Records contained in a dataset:
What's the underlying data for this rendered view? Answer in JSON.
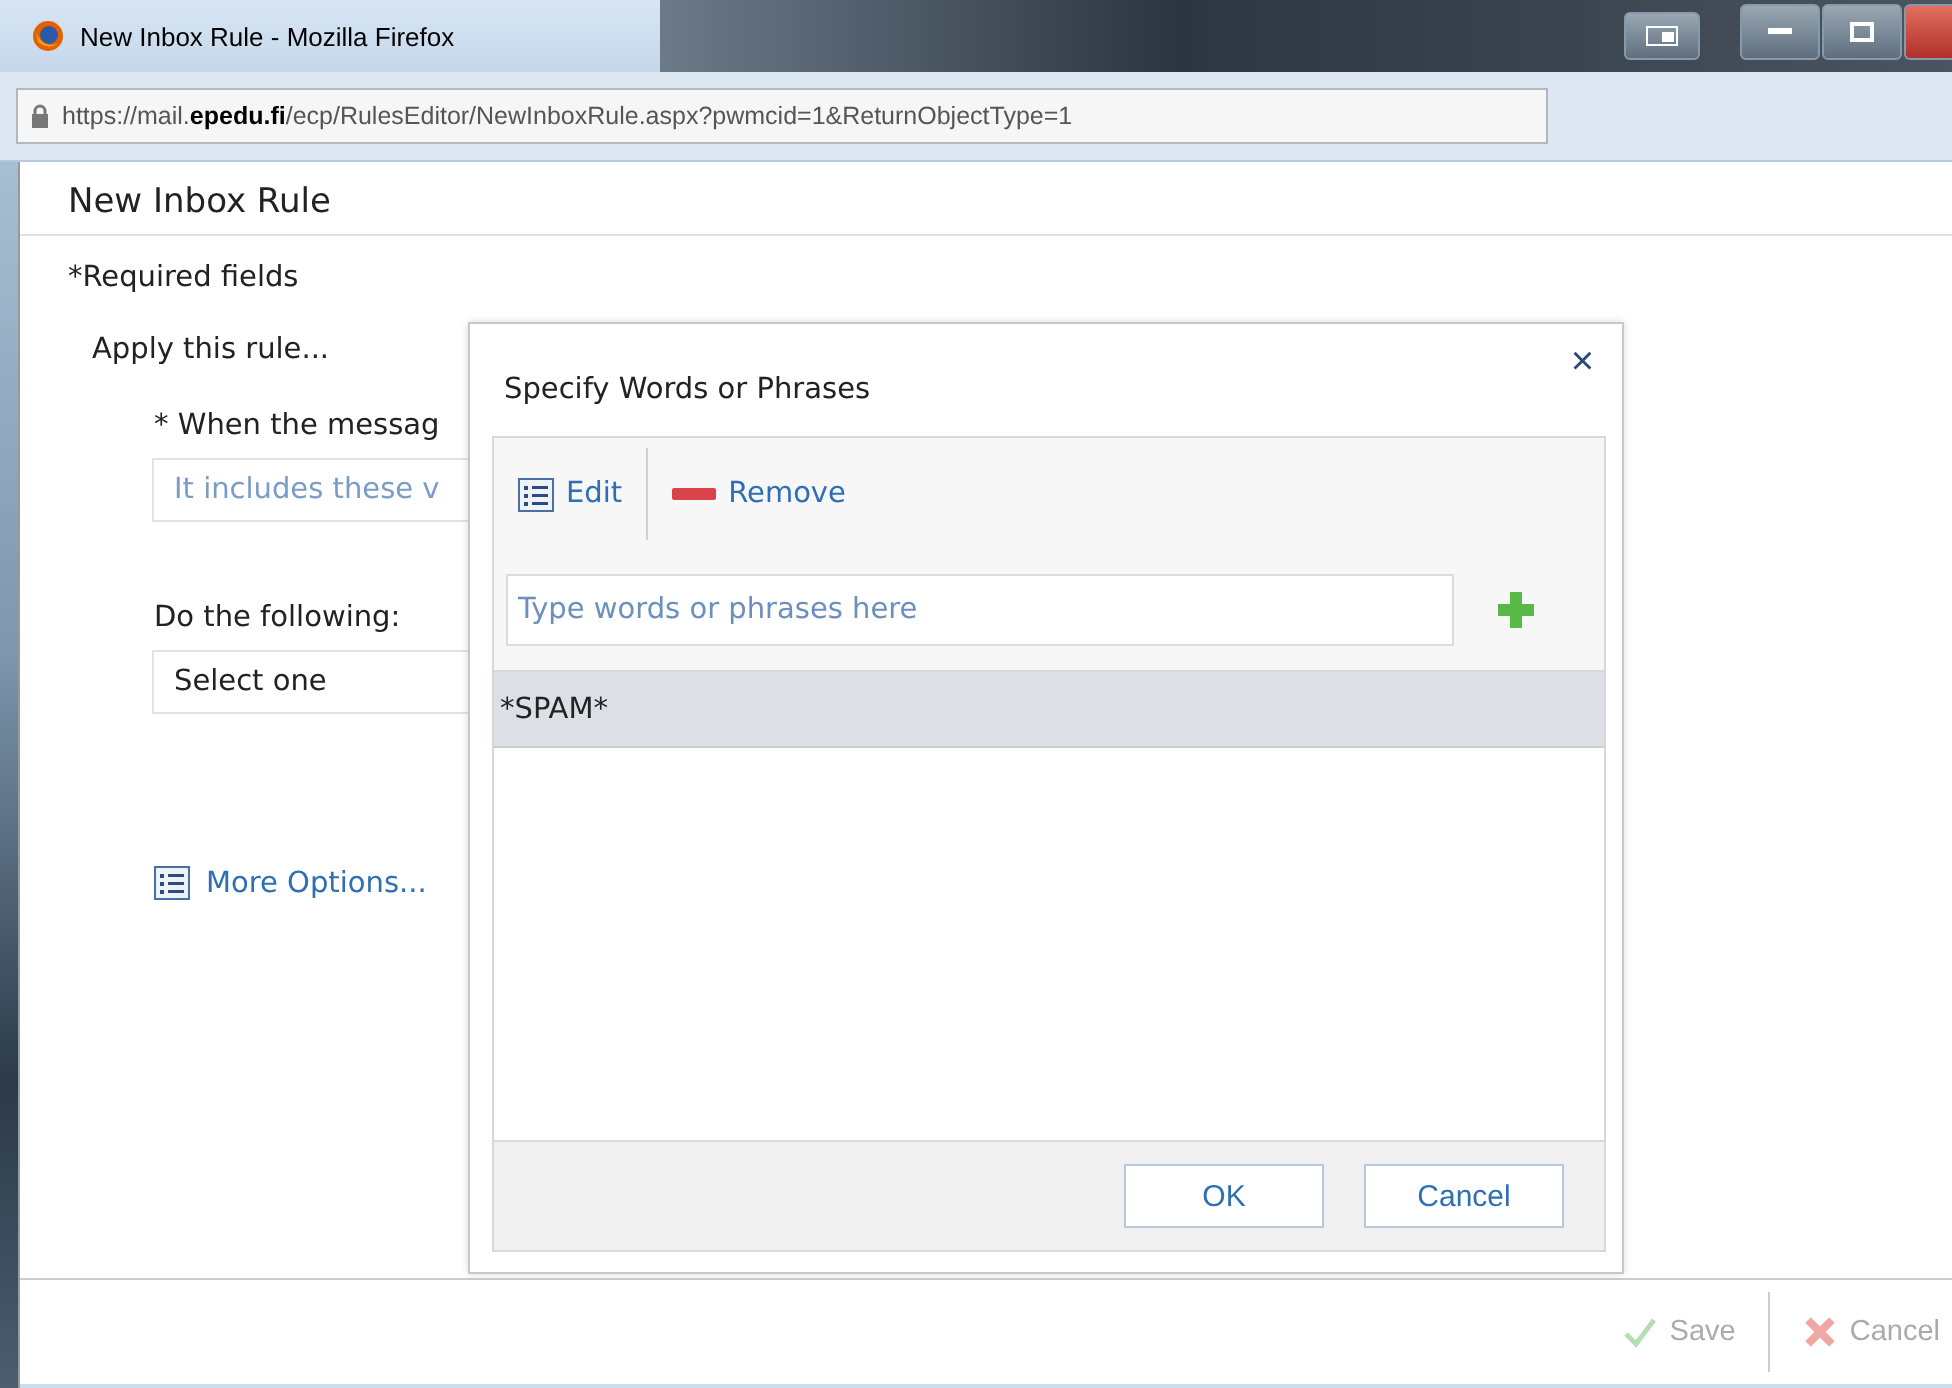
{
  "window": {
    "title": "New Inbox Rule - Mozilla Firefox"
  },
  "address_bar": {
    "url": "https://mail.**epedu.fi**/ecp/RulesEditor/NewInboxRule.aspx?pwmcid=1&ReturnObjectType=1"
  },
  "page": {
    "title": "New Inbox Rule",
    "required_note": "*Required fields",
    "apply_label": "Apply this rule...",
    "condition_label": "* When the messag",
    "condition_value": "It includes these v",
    "action_label": "Do the following:",
    "action_value": "Select one",
    "more_options": "More Options..."
  },
  "dialog": {
    "title": "Specify Words or Phrases",
    "close": "×",
    "toolbar": [
      {
        "kind": "edit",
        "label": "Edit"
      },
      {
        "kind": "remove",
        "label": "Remove"
      }
    ],
    "input": {
      "placeholder": "Type words or phrases here"
    },
    "items": [
      {
        "text": "*SPAM*",
        "selected": true
      }
    ],
    "buttons": [
      "OK",
      "Cancel"
    ]
  },
  "footer": {
    "buttons": [
      {
        "kind": "save",
        "label": "Save",
        "disabled": true
      },
      {
        "kind": "cancel",
        "label": "Cancel",
        "disabled": true
      }
    ]
  }
}
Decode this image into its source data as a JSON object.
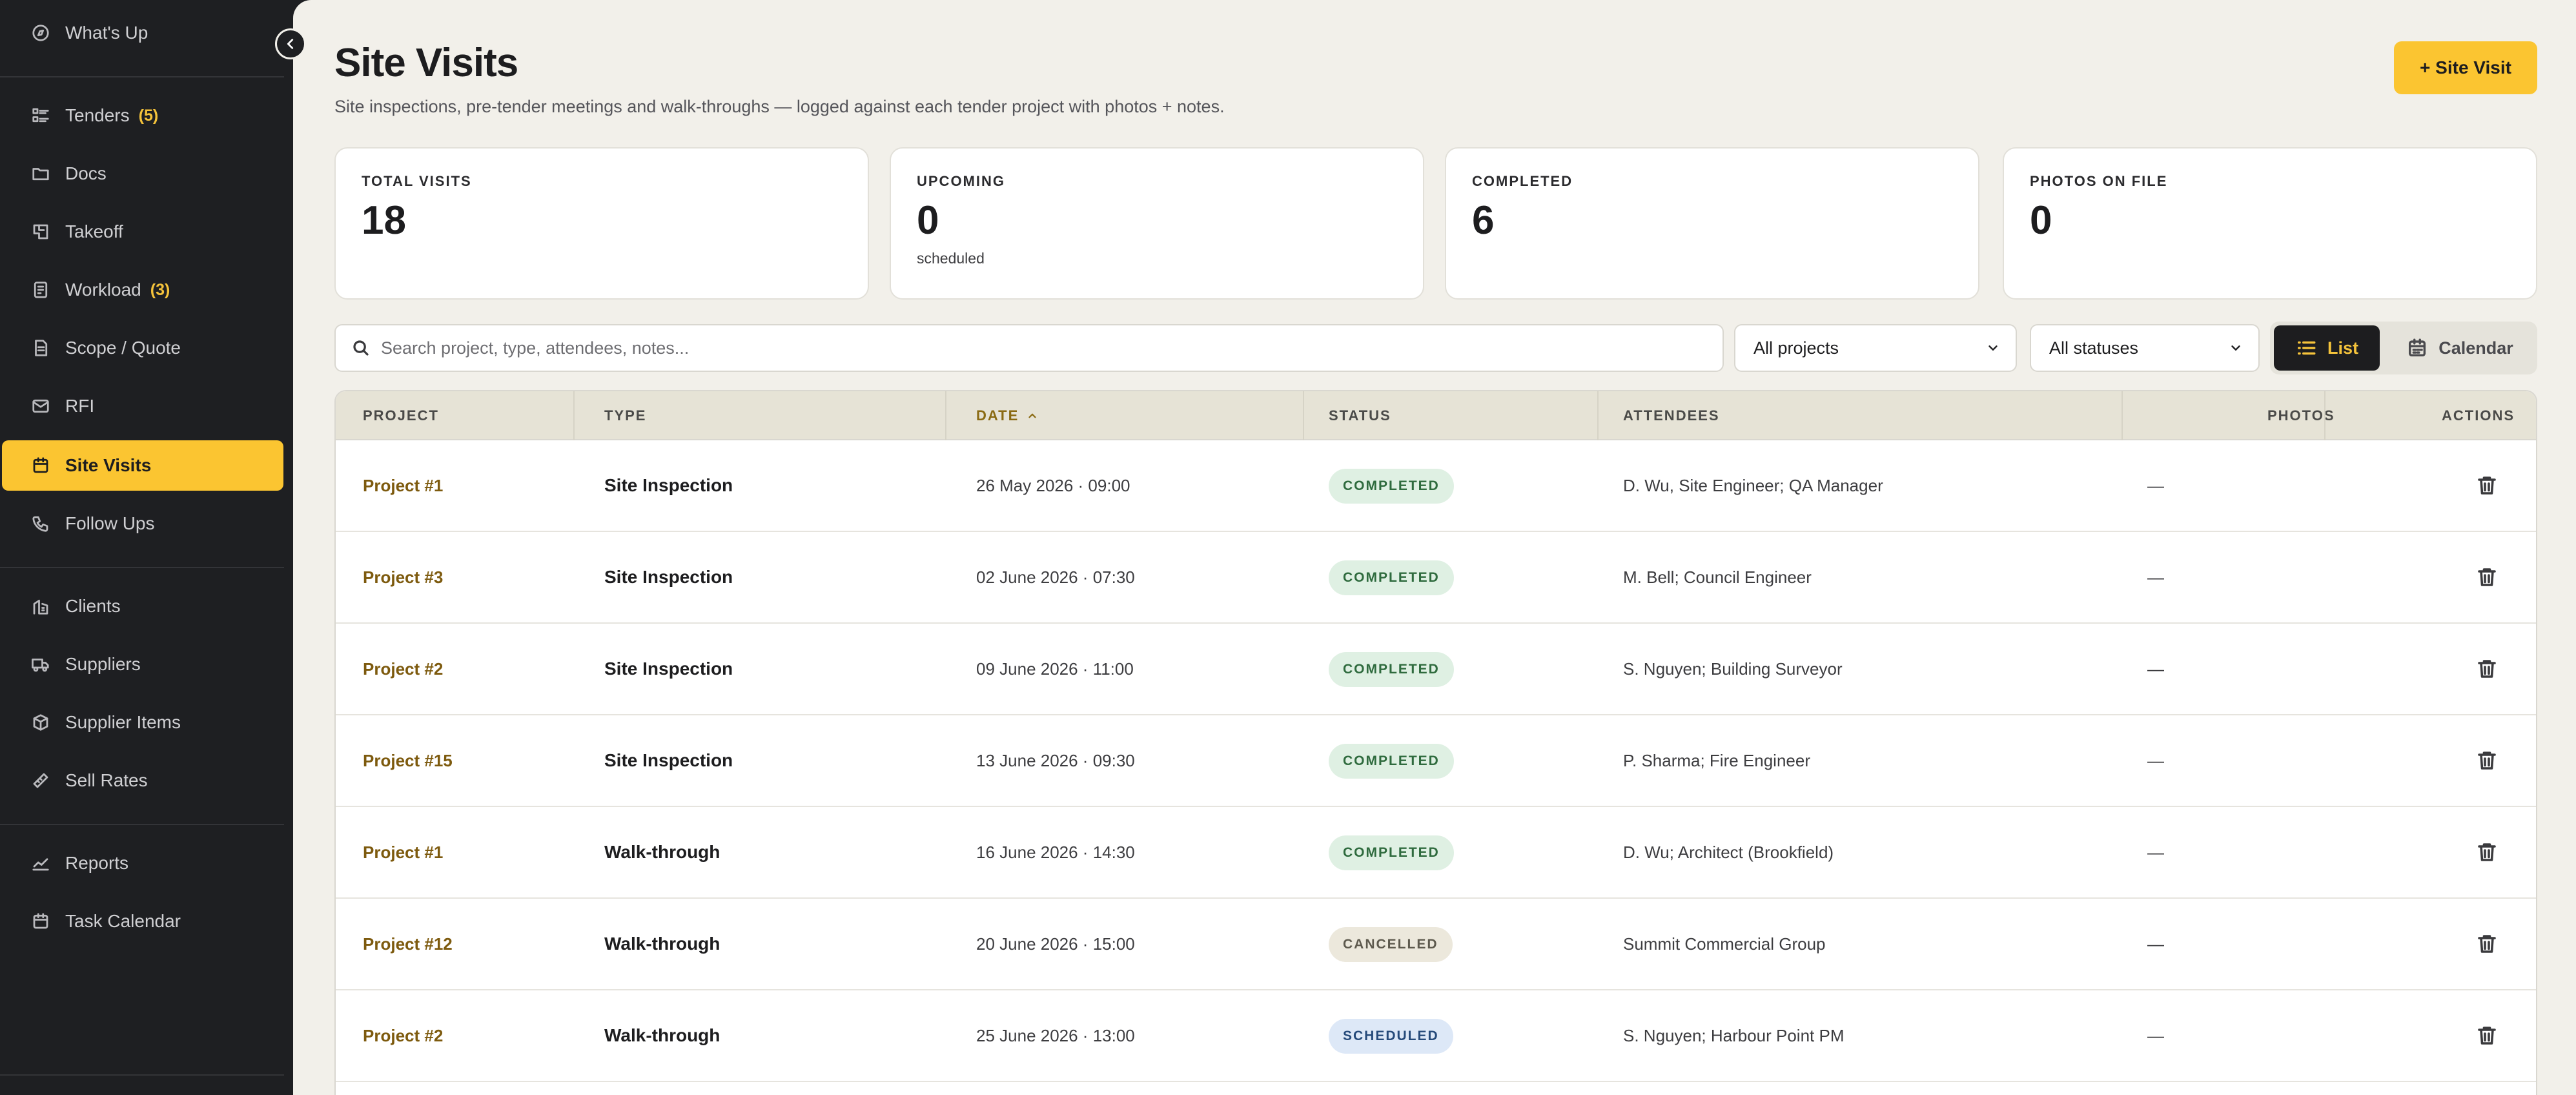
{
  "sidebar": {
    "items": [
      {
        "label": "What's Up",
        "icon": "compass-icon"
      },
      {
        "label": "Tenders",
        "count": "(5)",
        "icon": "list-icon"
      },
      {
        "label": "Docs",
        "icon": "folder-icon"
      },
      {
        "label": "Takeoff",
        "icon": "blueprint-icon"
      },
      {
        "label": "Workload",
        "count": "(3)",
        "icon": "clipboard-icon"
      },
      {
        "label": "Scope / Quote",
        "icon": "document-icon"
      },
      {
        "label": "RFI",
        "icon": "mail-icon"
      },
      {
        "label": "Site Visits",
        "icon": "calendar-icon",
        "active": true
      },
      {
        "label": "Follow Ups",
        "icon": "phone-icon"
      },
      {
        "label": "Clients",
        "icon": "building-icon"
      },
      {
        "label": "Suppliers",
        "icon": "truck-icon"
      },
      {
        "label": "Supplier Items",
        "icon": "box-icon"
      },
      {
        "label": "Sell Rates",
        "icon": "tag-icon"
      },
      {
        "label": "Reports",
        "icon": "chart-line-icon"
      },
      {
        "label": "Task Calendar",
        "icon": "calendar-icon"
      }
    ]
  },
  "header": {
    "title": "Site Visits",
    "subtitle": "Site inspections, pre-tender meetings and walk-throughs — logged against each tender project with photos + notes.",
    "add_button": "+ Site Visit"
  },
  "stats": [
    {
      "label": "TOTAL VISITS",
      "value": "18",
      "sub": ""
    },
    {
      "label": "UPCOMING",
      "value": "0",
      "sub": "scheduled"
    },
    {
      "label": "COMPLETED",
      "value": "6",
      "sub": ""
    },
    {
      "label": "PHOTOS ON FILE",
      "value": "0",
      "sub": ""
    }
  ],
  "filters": {
    "search_placeholder": "Search project, type, attendees, notes...",
    "project_select": "All projects",
    "status_select": "All statuses",
    "view_list": "List",
    "view_calendar": "Calendar"
  },
  "table": {
    "columns": [
      "PROJECT",
      "TYPE",
      "DATE",
      "STATUS",
      "ATTENDEES",
      "PHOTOS",
      "ACTIONS"
    ],
    "rows": [
      {
        "project": "Project #1",
        "type": "Site Inspection",
        "date": "26 May 2026 · 09:00",
        "status": "COMPLETED",
        "attendees": "D. Wu, Site Engineer; QA Manager",
        "photos": "—"
      },
      {
        "project": "Project #3",
        "type": "Site Inspection",
        "date": "02 June 2026 · 07:30",
        "status": "COMPLETED",
        "attendees": "M. Bell; Council Engineer",
        "photos": "—"
      },
      {
        "project": "Project #2",
        "type": "Site Inspection",
        "date": "09 June 2026 · 11:00",
        "status": "COMPLETED",
        "attendees": "S. Nguyen; Building Surveyor",
        "photos": "—"
      },
      {
        "project": "Project #15",
        "type": "Site Inspection",
        "date": "13 June 2026 · 09:30",
        "status": "COMPLETED",
        "attendees": "P. Sharma; Fire Engineer",
        "photos": "—"
      },
      {
        "project": "Project #1",
        "type": "Walk-through",
        "date": "16 June 2026 · 14:30",
        "status": "COMPLETED",
        "attendees": "D. Wu; Architect (Brookfield)",
        "photos": "—"
      },
      {
        "project": "Project #12",
        "type": "Walk-through",
        "date": "20 June 2026 · 15:00",
        "status": "CANCELLED",
        "attendees": "Summit Commercial Group",
        "photos": "—"
      },
      {
        "project": "Project #2",
        "type": "Walk-through",
        "date": "25 June 2026 · 13:00",
        "status": "SCHEDULED",
        "attendees": "S. Nguyen; Harbour Point PM",
        "photos": "—"
      }
    ]
  },
  "colors": {
    "accent": "#fbc531",
    "sidebar_bg": "#1e1f22",
    "main_bg": "#f2f0ea",
    "completed": "#dff0e3",
    "cancelled": "#ece8dc",
    "scheduled": "#dde8f7"
  }
}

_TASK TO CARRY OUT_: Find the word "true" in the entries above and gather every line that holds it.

_SOLUTION FOR THIS EXERCISE_:
        "selected": true
        "disabled": true
        "disabled": true
        "active": true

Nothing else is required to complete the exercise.